By Jake Beardslee · June 26, 2024

The Supreme Court handed down a victory for the Biden administration on Wednesday in a case concerning the extent of the federal government's ability to pressure firms to remove controversial social media posts.

The dispute involved Republican-led states challenging engagement between the administration and social media companies to curb misinformation about topics such as COVID-19 vaccines and election security.

The case centered on claims from Missouri and Louisiana that White House officials had applied "unrelenting pressure" on platforms like Facebook to censor certain viewpoints, according to The Associated Press.  Solen Feyissa / Unsplash

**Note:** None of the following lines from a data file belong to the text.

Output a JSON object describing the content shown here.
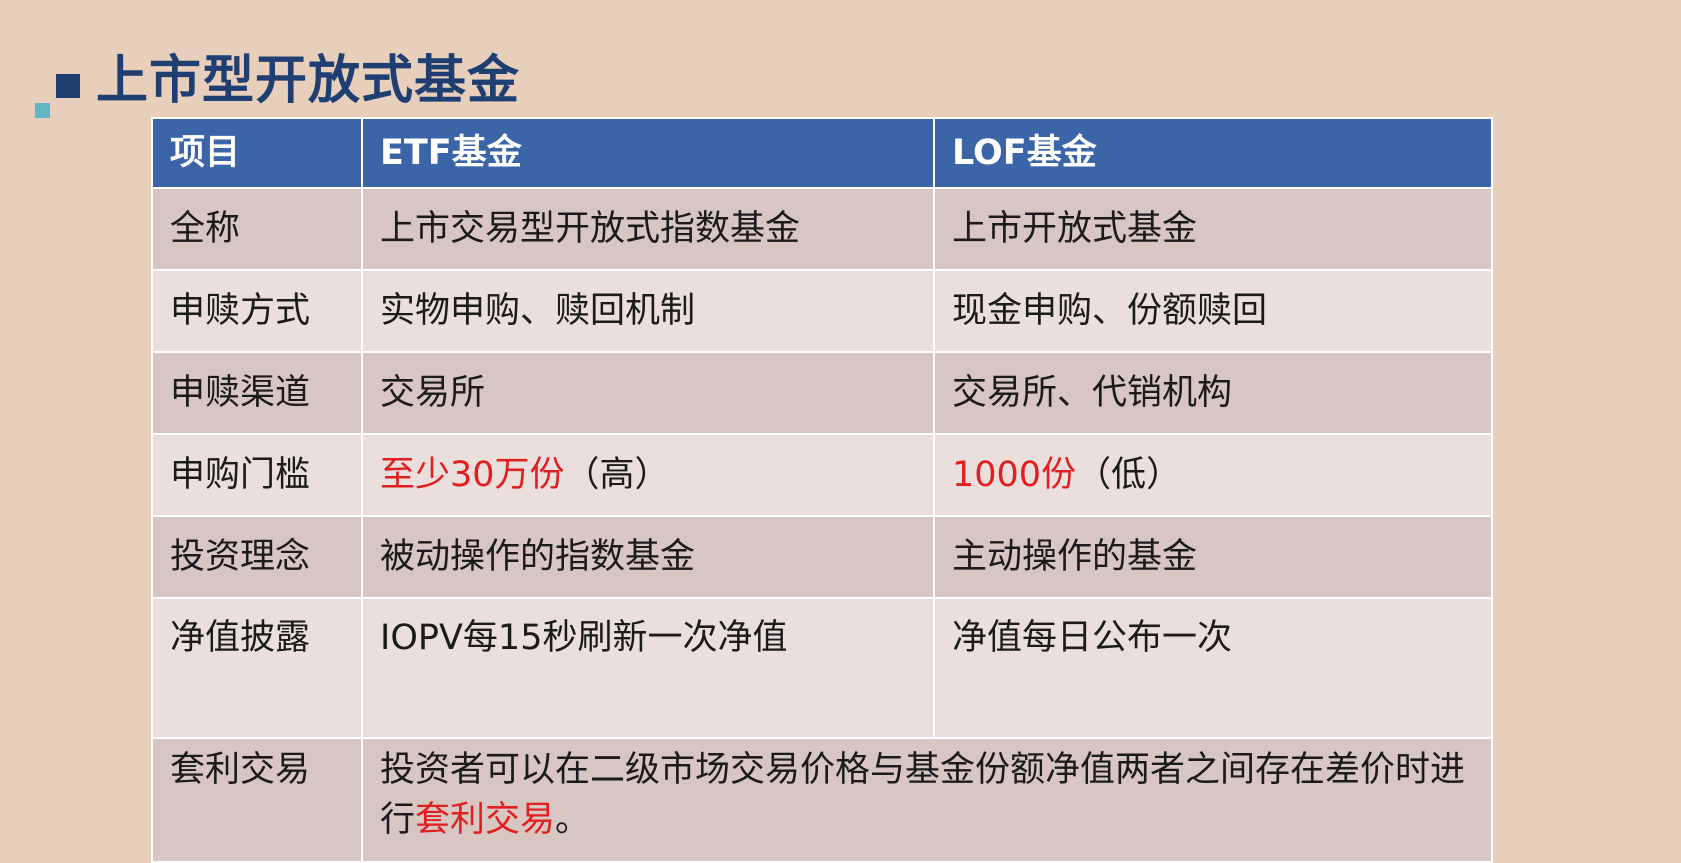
{
  "title": "上市型开放式基金",
  "colors": {
    "title": "#1f3f73",
    "header_bg": "#3b65a7",
    "row_dark": "#d8c6c2",
    "row_light": "#eadfdd",
    "highlight": "#e02020",
    "deco_dark": "#1f3f73",
    "deco_light": "#5fb6c4"
  },
  "table": {
    "headers": [
      "项目",
      "ETF基金",
      "LOF基金"
    ],
    "rows": [
      {
        "item": "全称",
        "etf": "上市交易型开放式指数基金",
        "lof": "上市开放式基金"
      },
      {
        "item": "申赎方式",
        "etf": "实物申购、赎回机制",
        "lof": "现金申购、份额赎回"
      },
      {
        "item": "申赎渠道",
        "etf": "交易所",
        "lof": "交易所、代销机构"
      },
      {
        "item": "申购门槛",
        "etf_highlight": "至少30万份",
        "etf_rest": "（高）",
        "lof_highlight": "1000份",
        "lof_rest": "（低）"
      },
      {
        "item": "投资理念",
        "etf": "被动操作的指数基金",
        "lof": "主动操作的基金"
      },
      {
        "item": "净值披露",
        "etf": "IOPV每15秒刷新一次净值",
        "lof": "净值每日公布一次"
      }
    ],
    "last_row": {
      "item": "套利交易",
      "text_before": "投资者可以在二级市场交易价格与基金份额净值两者之间存在差价时进行",
      "text_highlight": "套利交易",
      "text_after": "。"
    }
  }
}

However, by a vote of 6-3, the Court ruled in the case of Murthy v. Missouri that those challenging the government's conduct failed to prove their right to sue. Writing for the majority, Justice Amy Coney Barrett said the plaintiffs did not establish that the companies' actions could be directly attributed to pressure from the administration. As a result, the justices decided not to weigh in on the substance of the claims.  Ian Hutchinson / Unsplash

"We begin — and end — with standing," Barrett wrote. "At this stage, neither the individual nor the state plaintiffs have established standing to seek an injunction against any defendant. We therefore lack jurisdiction to reach the merits of the dispute."  United States Supreme Court / Wikimedia

The case stemmed from the Biden administration's efforts to counter misinformation about COVID-19 vaccines, election interference, and other issues. Missouri and Louisiana argued outreach from officials like the White House and Surgeon General amounted to coercing censorship.  The White House / Wikimedia

Supporters argued the ruling preserves the government's ability to engage companies on vital public matters, like combatting voting misinformation. Critics warned it could enable unchecked pressure on platforms.  Dole777 / Unsplash

In dissent, Justice Alito argued the states "amply" demonstrated their right to sue, writing that "for months, high-ranking government officials placed unrelenting pressure on Facebook to suppress Americans’ free speech." He was joined by Justices Gorsuch and Thomas.  Collection of the Supreme Court of the United States / Wikimedia

The decision does not affect how typical users post to social media. While not addressing the substance of the claims, it limits challenges to the administration's discussions with platforms regarding content oversight. The court avoided setting a clear line between appropriate government communications and impermissible coercion on the issue.  Austin Distel / Unsplash